5Then King Ahasuerus said to Queen Esther, “Who is he, and where is he, who has presumed to do this?”

6Esther said, “A foe and enemy, this wicked Haman!”

Esther 7. E accuses H

“She understands full well the delicate and precarious nature of her position.  The threat against her and her people has two perpetrators, Haman and the king, and both are present with her.  She must somehow fully expose the culpability of Haman, while at the same time never appearing in any way to be bringing any charges against the king.  Hence, her response is extremely well thought out and presented with the utmost tact.”

–Frederic W. Bush, Word Biblical Commentary


Then Haman was terrified before the king and the queen. 7The king rose from the feast in wrath and went into the palace garden, but Haman stayed to beg his life from Queen Esther, for he saw that the king had determined to destroy him.

8When the king returned from the palace garden to the banquet hall, Haman had thrown himself on the couch where Esther was reclining; and the king said, “Will he even assault the queen in my presence, in my own house?”

As the words left the mouth of the king, they covered Haman’s face. 9Then Harbona, one of the eunuchs in attendance on the king, said, “Look, the very gallows that Haman has prepared for Mordecai, whose word saved the king, stands at Haman’s house, fifty cubits high.”

And the king said, “Hang him on that.”


Proverbs 26:27 (Contemporary English Version)

If you dig a pit,

you will fall in;

if you start a stone rolling,

it will roll back on you.


Proverbs 16:4 (New International Version)

 The LORD works out everything to its proper end—
 even the wicked for a day of disaster.

And now, from your English teacher  🙂  —  In the words of Jane Austen, Haman has ‘delighted us long enough’ (Pride and Prejudice, ch. 18) and we are glad to see him go.

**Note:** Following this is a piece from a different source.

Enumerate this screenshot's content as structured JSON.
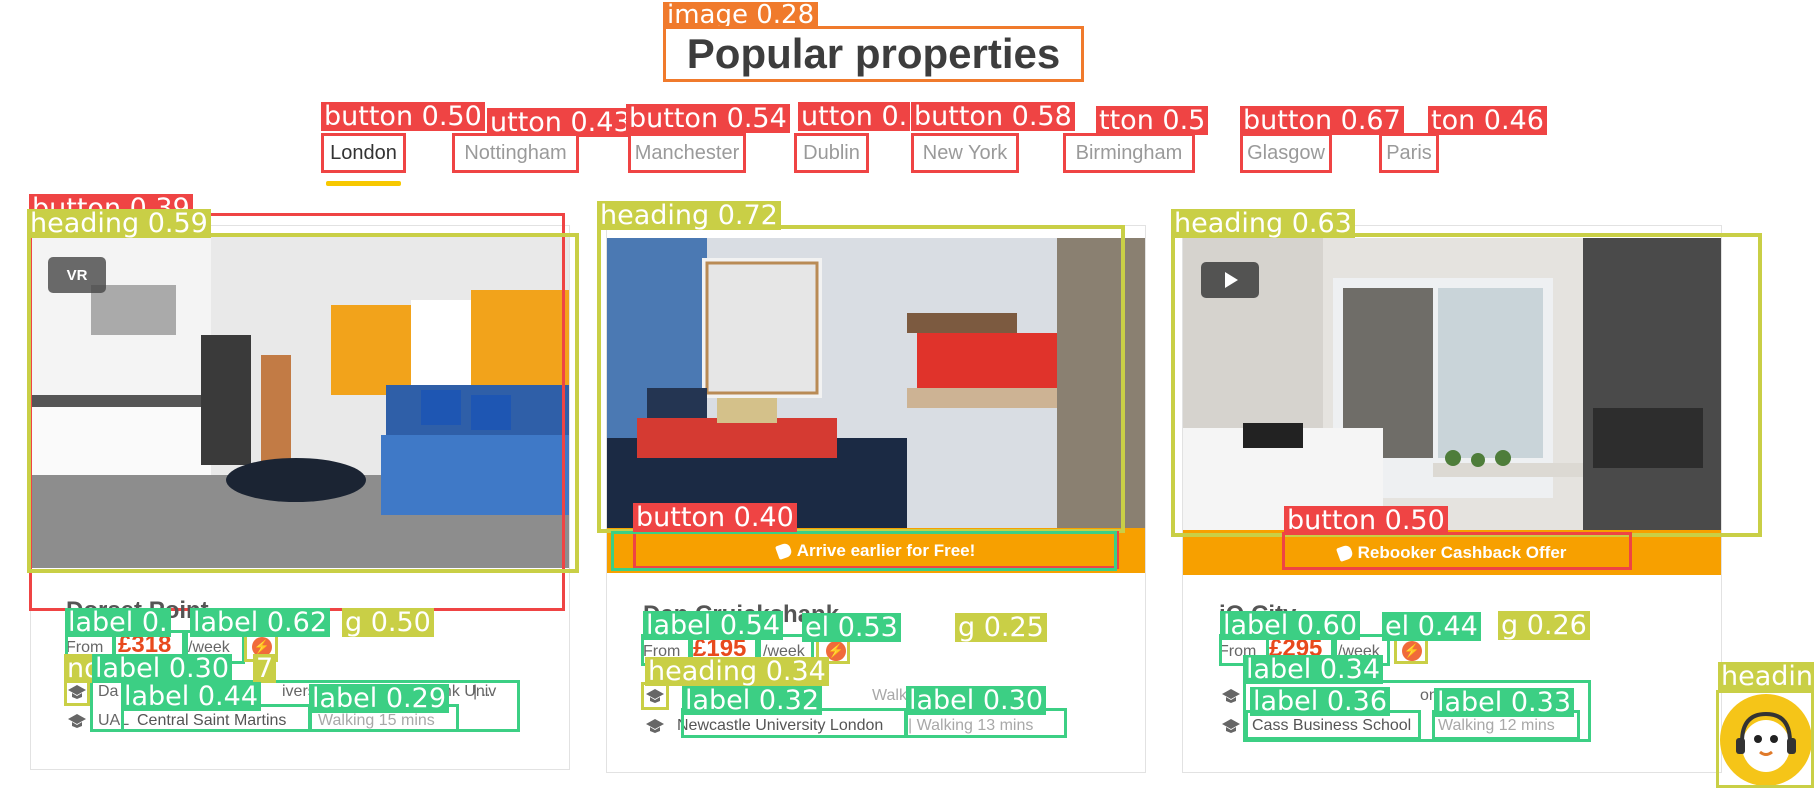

A slightly adapted version of “Mama Said There’d Be Days Like This”  by the Shirelles, an American girl group of the early 1960’s.


10So they hanged Haman on the gallows that he had prepared for Mordecai. Then the anger of the king abated.

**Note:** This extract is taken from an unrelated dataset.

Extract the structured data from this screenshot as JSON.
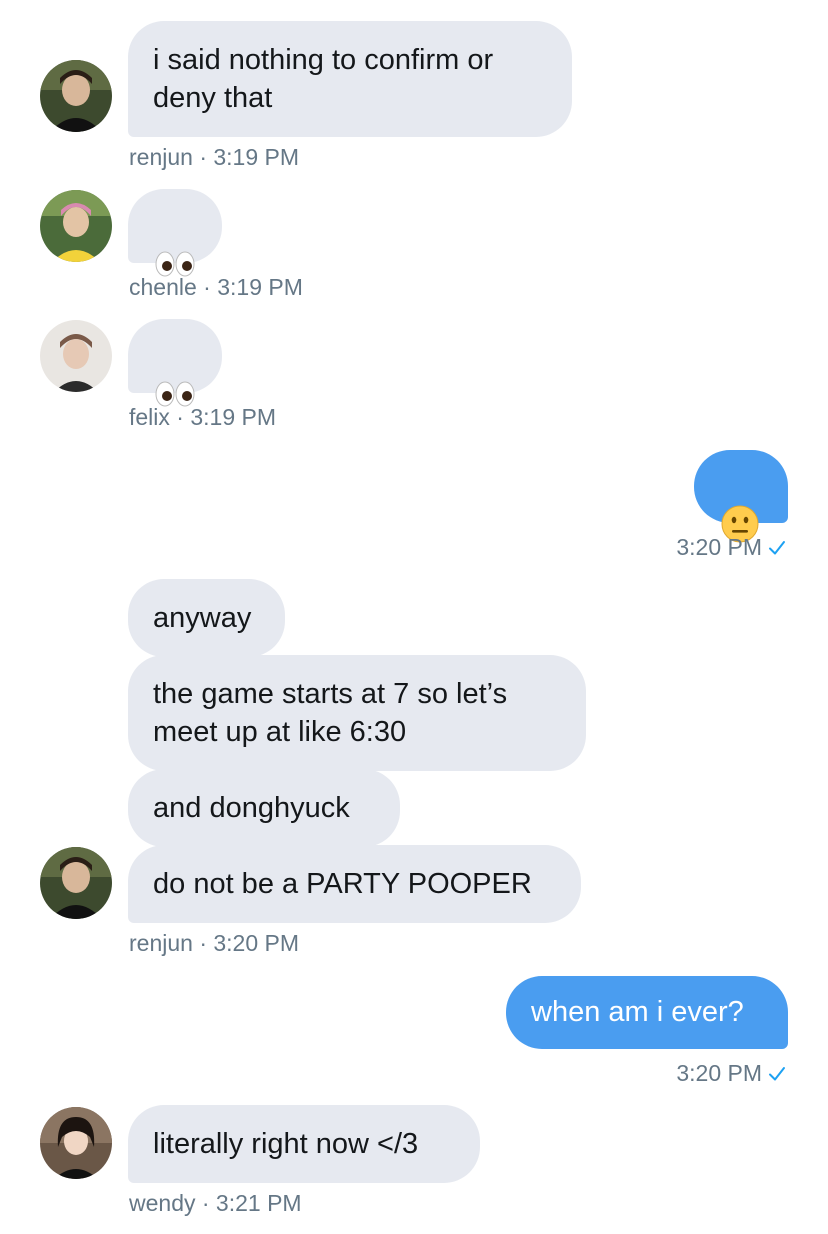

"Haman haning on the gallows"  by Jewish artist Arthur Syzk, 1950  (United States Holocaust Memorial Museum).  Note the swastika on Haman, and the traditional Purim pastry in the writer's hand.

"Haman hanging on the gallows" by Polish-American Jewish artist Arthur Szyk (1894-1951), 1950 (United States Holocaust Memorial Museum). Note the swastika on Haman, and the traditional Purim pastry in the writer's hand.

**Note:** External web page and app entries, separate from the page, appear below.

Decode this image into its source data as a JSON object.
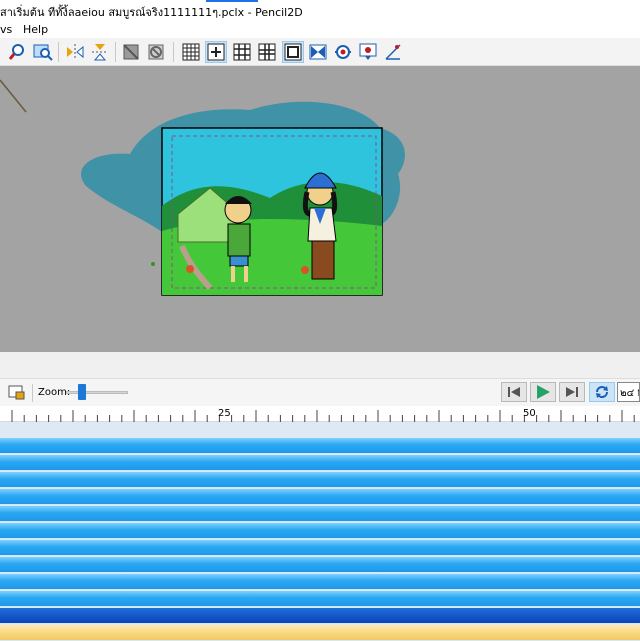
{
  "window": {
    "title": "สาเริ่มต้น ทีทั้งิ้ลaeiou สมบูรณ์จริง1111111ๆ.pclx - Pencil2D"
  },
  "menu": {
    "items": [
      "vs",
      "Help"
    ]
  },
  "toolbar": {
    "buttons": [
      "zoom-icon",
      "zoom-fit-icon",
      "flip-horizontal-icon",
      "flip-vertical-icon",
      "onion-prev-icon",
      "onion-next-icon",
      "grid-icon",
      "center-icon",
      "thirds-grid-icon",
      "golden-grid-icon",
      "safe-area-icon",
      "camera-motion-icon",
      "camera-path-icon",
      "overlay-settings-icon",
      "perspective-icon"
    ]
  },
  "canvas": {
    "background": "#a3a3a3",
    "frame_border": "#000000"
  },
  "timeline": {
    "zoom_label": "Zoom:",
    "zoom_level": 0.25,
    "fps_text": "๒๔ f",
    "ruler_ticks": [
      "25",
      "50"
    ],
    "track_count": 12,
    "accent": "#1e98ea"
  }
}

For Haman’s epitaph:

Proverbs 6:16-19 (New International Version)

There are six things the LORD hates,
seven that are detestable to him:

haughty eyes,
a lying tongue,
hands that shed innocent blood,

a heart that devises wicked schemes,
feet that are quick to rush into evil,
a false witness who pours out lies,
and a man who stirs up dissension among brothers.


The New Revised Standard Version, copyright 1989 by the Division of Christian Education of the National Council of the Churches of Christ in the United States of America. Used by permission. All rights reserved.

Images courtesy of:
Victors.   http://www.wga.hu/art/v/victors/esther_a.jpg
Esther accuses Haman.  http://www.biblevisuals.org/images/look_inside_bvi/visualized_bible/OT/OT28_illustrations/OT28_P12_illustrations.jpg
Szyk.  http://www.ushmm.org/museum/exhibit/online/szyk/jewish/images/93841.jpg